  • If you say no, then you would be saying that the pedestrian’s heart attack was a superseding cause, not a mere intervening cause. Consequently, the defendant would be relieved of liability despite their misconduct. 

Courts and especially negotiating parties sometimes make up their minds about causation on an intuitive, common-sense basis. They assign sophisticated rationales like “intervening cause” to justify a decision that they have already made. 

Additionally, Maryland’s draconian contributory negligence law can relieve the defendant of liability regardless of the results of any causation analysis. 

Other Examples of Intervening Cause vs. Superseding Cause

There are an unlimited number of possible examples illustrating the fine line between intervening cause and superseding cause. Here are a few of them:

  • A driver runs a red light, causing another driver to swerve into a plate glass storefront. Later that night, someone burglarizes the store.
  • A company improperly stores chemicals. They leak into a stream. Miles downstream, a hiker drinks from the stream and falls ill. They get sick not from the chemicals, but from a thriving bacteria population enabled by the chemicals.
  • A homeowner fails to fix a hole in his fence. His dog escapes and chases a jogger. The jogger flees into the street and gets hit by a car.
  • A worker on the top of a building under construction carelessly leaves their tools lying around. A bird picks up one of them and drops in on a passing pedestrian below.
  • A restaurant employee mops the floor without putting up a “Wet Floor” sign. A customer slips and the floor and grabs a shelf to break their fall. The shelf collapses onto another customer.
  • A rural homeowner fails to secure his trash. The trash attracts raccoons, one of which runs into the street. A passing driver swerves into a telephone pole and suffers injury.
  • A city government fails to repair a pothole. A bicyclist hits the pothole, flies through the air, and hits a pedestrian crossing the street legally. 
  • An amusement park operator fails to properly maintain a “haunted house” attraction. The ride malfunctions and staff attempt to evacuate the guests.
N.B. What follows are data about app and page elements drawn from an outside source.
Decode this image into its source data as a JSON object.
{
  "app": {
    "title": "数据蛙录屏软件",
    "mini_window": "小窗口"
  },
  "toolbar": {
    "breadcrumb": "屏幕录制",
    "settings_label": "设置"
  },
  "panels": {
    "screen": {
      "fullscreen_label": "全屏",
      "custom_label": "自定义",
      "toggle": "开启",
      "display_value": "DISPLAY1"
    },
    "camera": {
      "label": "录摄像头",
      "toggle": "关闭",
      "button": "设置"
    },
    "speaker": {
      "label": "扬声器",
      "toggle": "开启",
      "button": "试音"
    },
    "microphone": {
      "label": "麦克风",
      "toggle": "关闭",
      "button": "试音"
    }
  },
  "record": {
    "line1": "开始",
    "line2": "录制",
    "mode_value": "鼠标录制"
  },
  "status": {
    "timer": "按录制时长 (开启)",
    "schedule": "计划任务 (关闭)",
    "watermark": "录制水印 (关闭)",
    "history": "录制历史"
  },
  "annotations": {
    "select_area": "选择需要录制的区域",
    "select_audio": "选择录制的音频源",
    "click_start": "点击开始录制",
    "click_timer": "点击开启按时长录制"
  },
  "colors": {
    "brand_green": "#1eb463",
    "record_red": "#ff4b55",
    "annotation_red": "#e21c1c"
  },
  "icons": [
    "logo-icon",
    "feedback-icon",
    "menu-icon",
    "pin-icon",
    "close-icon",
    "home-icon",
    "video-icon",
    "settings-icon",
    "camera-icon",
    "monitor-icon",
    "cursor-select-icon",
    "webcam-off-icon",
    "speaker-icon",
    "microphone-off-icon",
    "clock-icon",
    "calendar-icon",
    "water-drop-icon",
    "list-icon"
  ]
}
Panic ensues, resulting in a stampede that injures several guests.
  • A homeowner’s cat escapes and enters a neighbor’s house through the window. The neighbor, startled and hobbled by a phobia of cats, falls down a flight of stairs while trying to run away.
  • An electrical malfunction in a blender results in a fire at an apartment complex. The occupant of the apartment attempts to put out the fire with water, leading to a larger blaze that injures several people.

If you are unsure whether you are facing a causation issue, contact an attorney – these issues can be complex. 

You Probably Need a Baltimore Personal Injury Lawyer

As you can see from the foregoing explanation, causation issues can get complicated. If the value of your claim is significant, you wouldn’t want to sacrifice it because of a causation issue, would you? 

Set up a free consultation at (410) 837-2144 with, and hire, an experienced Baltimore personal injury lawyer from WGK Personal Injury Lawyers so that you don’t have to.